Rushing, a Central Command spokesman assigned to escort the documentary makers during their time in Qatar, is among the film's most sympathetic characters, portrayed as a thoughtful young man moved over time by the grim reality of war.
At no point is he shown doubting the justness of the U.S. effort in Iraq, yet the film documents a budding friendship between Rushing and Al Jazeera reporter Hassan Ibrahim, and moments on camera when Rushing is wrestling with the film's central themes: war, bias and the Arab world's most powerful media outlet.
Talk about cred.

Rushing was on "The Daily Show" last night, where he discussed his military career, working for Al Jazeera, and the media. Some choice quotes:

  • On representing the Marines viewpoint while engaging in a dialogue:
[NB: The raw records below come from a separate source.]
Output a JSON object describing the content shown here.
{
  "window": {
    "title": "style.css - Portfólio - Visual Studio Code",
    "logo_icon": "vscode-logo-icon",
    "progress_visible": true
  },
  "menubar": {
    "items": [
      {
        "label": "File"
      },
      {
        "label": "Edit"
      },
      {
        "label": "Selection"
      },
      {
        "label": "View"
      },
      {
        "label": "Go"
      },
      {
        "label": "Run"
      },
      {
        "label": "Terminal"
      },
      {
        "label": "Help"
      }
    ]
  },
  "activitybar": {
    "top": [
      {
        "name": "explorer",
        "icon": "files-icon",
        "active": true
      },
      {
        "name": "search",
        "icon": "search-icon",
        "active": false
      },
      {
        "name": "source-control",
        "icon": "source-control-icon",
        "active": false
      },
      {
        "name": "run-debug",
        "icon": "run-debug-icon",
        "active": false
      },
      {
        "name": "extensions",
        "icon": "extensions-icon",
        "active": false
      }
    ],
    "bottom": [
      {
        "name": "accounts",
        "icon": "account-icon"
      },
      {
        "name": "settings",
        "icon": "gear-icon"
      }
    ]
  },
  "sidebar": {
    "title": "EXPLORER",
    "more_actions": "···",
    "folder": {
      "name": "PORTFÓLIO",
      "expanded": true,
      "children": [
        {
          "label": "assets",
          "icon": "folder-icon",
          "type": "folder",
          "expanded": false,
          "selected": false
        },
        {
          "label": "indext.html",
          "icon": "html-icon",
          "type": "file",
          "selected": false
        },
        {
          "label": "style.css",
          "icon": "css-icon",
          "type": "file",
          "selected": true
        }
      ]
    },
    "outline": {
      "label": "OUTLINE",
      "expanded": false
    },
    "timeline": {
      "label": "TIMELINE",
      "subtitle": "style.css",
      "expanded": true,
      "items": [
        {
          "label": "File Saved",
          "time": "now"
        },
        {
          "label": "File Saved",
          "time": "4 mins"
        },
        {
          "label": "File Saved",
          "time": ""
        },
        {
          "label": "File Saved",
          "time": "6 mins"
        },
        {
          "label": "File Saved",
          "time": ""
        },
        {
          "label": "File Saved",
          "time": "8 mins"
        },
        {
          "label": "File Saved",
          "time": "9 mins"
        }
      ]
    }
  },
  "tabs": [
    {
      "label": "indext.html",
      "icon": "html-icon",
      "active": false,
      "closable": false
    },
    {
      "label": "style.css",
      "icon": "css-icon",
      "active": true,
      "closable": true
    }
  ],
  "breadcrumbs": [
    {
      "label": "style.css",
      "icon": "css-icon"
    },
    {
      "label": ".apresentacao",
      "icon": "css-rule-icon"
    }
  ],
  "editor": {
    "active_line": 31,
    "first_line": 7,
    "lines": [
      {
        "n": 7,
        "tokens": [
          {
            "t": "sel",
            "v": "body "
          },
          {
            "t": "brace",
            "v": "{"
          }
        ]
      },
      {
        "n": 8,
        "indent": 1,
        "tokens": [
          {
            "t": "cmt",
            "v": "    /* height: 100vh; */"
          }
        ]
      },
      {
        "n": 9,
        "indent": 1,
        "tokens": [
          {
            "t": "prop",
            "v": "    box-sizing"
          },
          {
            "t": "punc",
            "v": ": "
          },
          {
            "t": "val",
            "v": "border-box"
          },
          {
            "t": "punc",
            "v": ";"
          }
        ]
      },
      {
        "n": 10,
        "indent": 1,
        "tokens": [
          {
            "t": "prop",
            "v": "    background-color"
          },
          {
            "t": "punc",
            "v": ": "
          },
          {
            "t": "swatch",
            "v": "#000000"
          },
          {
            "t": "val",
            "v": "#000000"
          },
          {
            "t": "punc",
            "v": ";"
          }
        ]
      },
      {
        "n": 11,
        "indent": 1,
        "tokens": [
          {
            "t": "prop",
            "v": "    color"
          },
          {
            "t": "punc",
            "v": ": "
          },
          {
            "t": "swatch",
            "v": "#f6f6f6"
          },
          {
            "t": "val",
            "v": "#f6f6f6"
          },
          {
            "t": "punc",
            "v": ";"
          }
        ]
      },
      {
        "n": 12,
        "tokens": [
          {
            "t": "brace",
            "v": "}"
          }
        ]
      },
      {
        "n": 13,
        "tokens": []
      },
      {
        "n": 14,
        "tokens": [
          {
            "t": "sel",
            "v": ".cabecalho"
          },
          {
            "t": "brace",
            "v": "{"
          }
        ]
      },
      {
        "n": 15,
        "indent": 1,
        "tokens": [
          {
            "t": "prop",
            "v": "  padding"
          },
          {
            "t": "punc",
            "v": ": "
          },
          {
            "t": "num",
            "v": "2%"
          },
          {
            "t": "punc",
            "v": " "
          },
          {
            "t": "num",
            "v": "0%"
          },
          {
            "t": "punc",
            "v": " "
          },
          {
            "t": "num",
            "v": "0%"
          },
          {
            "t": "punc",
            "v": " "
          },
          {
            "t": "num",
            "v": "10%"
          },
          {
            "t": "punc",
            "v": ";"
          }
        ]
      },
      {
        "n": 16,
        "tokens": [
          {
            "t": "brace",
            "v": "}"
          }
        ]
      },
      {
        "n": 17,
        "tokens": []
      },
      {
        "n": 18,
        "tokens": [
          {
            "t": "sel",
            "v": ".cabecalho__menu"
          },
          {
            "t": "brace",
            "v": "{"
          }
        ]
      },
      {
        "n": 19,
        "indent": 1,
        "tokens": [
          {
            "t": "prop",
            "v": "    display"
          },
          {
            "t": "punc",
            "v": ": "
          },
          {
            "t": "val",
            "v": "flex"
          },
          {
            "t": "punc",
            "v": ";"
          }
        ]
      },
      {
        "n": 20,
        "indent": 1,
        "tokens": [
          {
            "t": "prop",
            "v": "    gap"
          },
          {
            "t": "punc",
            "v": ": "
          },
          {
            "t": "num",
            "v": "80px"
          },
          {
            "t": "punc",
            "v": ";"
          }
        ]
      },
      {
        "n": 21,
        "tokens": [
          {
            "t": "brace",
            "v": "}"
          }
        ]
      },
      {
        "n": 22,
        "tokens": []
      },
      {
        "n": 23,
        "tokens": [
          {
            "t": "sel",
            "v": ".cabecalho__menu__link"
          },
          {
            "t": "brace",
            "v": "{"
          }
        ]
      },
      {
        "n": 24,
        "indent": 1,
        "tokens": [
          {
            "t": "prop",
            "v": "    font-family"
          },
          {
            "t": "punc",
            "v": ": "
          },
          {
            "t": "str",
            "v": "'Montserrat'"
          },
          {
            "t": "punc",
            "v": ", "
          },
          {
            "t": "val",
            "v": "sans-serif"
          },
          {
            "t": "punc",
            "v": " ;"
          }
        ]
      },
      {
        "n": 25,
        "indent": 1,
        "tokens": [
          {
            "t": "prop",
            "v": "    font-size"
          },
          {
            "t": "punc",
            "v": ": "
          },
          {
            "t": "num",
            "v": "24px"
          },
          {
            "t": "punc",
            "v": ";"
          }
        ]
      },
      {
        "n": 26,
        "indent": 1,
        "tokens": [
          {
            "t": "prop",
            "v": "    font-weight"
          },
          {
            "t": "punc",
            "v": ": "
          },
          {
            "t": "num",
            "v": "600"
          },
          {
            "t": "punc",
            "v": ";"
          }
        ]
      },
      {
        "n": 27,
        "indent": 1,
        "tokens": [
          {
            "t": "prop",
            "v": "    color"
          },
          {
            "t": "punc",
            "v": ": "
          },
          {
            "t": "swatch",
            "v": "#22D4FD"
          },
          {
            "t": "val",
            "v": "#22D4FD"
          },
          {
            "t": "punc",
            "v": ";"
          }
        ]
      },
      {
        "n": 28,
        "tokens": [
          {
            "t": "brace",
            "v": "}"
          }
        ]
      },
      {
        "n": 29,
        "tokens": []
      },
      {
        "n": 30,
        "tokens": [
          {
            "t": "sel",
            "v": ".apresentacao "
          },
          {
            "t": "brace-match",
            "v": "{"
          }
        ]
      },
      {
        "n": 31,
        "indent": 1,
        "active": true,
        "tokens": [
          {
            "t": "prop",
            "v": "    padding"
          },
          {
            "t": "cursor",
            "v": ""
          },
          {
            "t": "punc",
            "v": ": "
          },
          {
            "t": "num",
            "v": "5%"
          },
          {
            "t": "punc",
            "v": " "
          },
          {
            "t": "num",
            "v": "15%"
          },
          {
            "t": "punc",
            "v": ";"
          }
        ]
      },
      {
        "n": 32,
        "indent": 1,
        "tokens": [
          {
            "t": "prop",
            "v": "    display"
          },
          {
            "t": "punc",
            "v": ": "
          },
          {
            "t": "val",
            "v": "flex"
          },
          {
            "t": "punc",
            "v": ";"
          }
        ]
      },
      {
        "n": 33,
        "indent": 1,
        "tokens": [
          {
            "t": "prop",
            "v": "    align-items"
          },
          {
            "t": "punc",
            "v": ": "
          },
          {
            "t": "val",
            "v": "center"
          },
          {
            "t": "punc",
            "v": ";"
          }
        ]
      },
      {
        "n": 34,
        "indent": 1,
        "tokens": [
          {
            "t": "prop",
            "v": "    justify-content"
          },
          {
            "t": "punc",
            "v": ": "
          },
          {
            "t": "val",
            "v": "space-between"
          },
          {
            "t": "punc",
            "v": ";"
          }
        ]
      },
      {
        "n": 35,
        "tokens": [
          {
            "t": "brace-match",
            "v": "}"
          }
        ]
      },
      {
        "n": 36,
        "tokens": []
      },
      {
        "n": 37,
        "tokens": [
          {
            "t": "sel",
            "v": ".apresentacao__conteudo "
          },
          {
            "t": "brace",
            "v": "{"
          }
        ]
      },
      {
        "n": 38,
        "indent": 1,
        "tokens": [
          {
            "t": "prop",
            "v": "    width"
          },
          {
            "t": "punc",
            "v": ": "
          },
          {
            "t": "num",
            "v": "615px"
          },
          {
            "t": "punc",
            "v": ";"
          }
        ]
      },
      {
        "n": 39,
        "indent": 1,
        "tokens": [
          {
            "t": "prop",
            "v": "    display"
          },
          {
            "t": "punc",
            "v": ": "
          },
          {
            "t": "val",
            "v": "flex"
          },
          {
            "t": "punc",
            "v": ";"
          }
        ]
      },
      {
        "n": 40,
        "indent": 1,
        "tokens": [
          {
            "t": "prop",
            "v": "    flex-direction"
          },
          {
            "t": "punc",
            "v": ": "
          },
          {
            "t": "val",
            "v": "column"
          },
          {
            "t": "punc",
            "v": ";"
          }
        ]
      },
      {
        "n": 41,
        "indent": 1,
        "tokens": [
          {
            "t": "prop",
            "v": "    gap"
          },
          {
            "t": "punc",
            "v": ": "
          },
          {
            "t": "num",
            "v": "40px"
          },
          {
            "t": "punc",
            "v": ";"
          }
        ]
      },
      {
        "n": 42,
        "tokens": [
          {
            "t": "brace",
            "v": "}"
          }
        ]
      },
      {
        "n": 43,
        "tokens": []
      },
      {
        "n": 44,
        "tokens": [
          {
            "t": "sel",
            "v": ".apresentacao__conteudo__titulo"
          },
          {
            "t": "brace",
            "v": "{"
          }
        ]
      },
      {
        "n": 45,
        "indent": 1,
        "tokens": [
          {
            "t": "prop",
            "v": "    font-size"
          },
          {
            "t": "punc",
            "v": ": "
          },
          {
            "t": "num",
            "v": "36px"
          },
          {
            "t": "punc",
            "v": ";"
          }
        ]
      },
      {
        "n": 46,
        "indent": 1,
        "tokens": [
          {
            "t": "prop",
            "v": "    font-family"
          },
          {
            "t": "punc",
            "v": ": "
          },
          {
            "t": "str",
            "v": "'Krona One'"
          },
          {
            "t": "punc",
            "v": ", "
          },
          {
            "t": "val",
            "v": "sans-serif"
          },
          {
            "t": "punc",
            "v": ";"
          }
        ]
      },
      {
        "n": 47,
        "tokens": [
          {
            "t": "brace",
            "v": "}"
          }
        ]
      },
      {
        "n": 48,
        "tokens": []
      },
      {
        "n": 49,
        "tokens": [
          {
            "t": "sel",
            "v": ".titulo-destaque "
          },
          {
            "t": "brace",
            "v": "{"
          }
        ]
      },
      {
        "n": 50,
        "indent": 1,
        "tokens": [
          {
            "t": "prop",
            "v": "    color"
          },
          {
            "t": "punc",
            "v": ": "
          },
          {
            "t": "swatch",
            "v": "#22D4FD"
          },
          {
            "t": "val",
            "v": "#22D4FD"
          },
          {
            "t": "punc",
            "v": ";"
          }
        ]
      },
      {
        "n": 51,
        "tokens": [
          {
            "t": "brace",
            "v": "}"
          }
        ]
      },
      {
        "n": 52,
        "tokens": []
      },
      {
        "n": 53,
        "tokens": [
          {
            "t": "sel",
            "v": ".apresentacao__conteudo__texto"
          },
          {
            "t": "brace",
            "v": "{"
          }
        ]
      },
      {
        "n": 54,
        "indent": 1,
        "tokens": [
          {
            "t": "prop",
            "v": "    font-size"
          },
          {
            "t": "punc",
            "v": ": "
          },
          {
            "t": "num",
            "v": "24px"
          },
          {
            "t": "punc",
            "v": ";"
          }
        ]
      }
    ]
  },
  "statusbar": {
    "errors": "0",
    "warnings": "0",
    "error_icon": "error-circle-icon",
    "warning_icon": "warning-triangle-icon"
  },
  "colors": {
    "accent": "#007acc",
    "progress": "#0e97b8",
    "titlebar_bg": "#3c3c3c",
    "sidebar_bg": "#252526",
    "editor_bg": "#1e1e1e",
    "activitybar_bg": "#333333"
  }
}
    I was trying to hold the government line – which was my job to do, explain why we were there -- and I was also trying to understand how they could see it. In my mind, we were there to liberate the Iraqi people, which was a good thing. Anyone who is sympathetic to Arabs or Iraqis, they must want them liberated from Saddam Hussein – it must be a good thing. But they didn't see it that way. And I was trying to understand how they could see it that [different] way. … It was a razor's edge: to try to hold the government line, and yet understand the way they saw it, to try to understand how both worlds could be right.

  • On Al Jazeera's International's bias:

    There's a bias there, but it's a bias from an international perspective. It's a bias that says that what's happening in Africa may be just as important, if not more important, than what's happening in Hollywood. On a week where the news mentions hardly anything but Anna Nicole Smith, there are events happening around the world. I bet [people in wartorn areas] wish they had a life where it could matter who Anna Nicole Smith's baby's daddy is. They don't have the luxury of wondering who Anna Nicole Smith's baby's daddy is. They don't have the luxury of caring about Paris Hilton.

  • On reporting American news to the Middle East:

    I went out to Blacksburg, Virginia for three or four days to report on it live. And one of the secrets of news is that when you're doing a live report, [viewers] don't realize this but there's all these live reporters standing shoulder to shoulder because they don't want each other in their shot. … So you stand shoulder-to-shoulder with all the other live reporters and you end up doing your reports kind of at the same time. So all the cameras are pointing at the same building in the background, you all do your reports at the top of the hour. Well the day that the report came out that Cho had sent his videos and writings to NBC News, that was the number one story in America by far. So I go out and I'm standing shoulder-to-shoulder with all these other live reporters. Top of the hour hits, and I'm waiting. They all start taking their microphones off and walking away and I'm waiting. For us, that was the fourth story in because on that same day there were about 225 people who died in Baghdad from six car bombings; the Nigerian presidential elections were getting started and there was fighting in Mogadishu. And then four stories in, it was "Josh, what's going on at Virginia Tech?"

    America still awaits a major cable provider to add Al Jazeera to its channel lineup – the only option most of us have is online with a monthly fee – so that we can all see their news presentation for ourselves.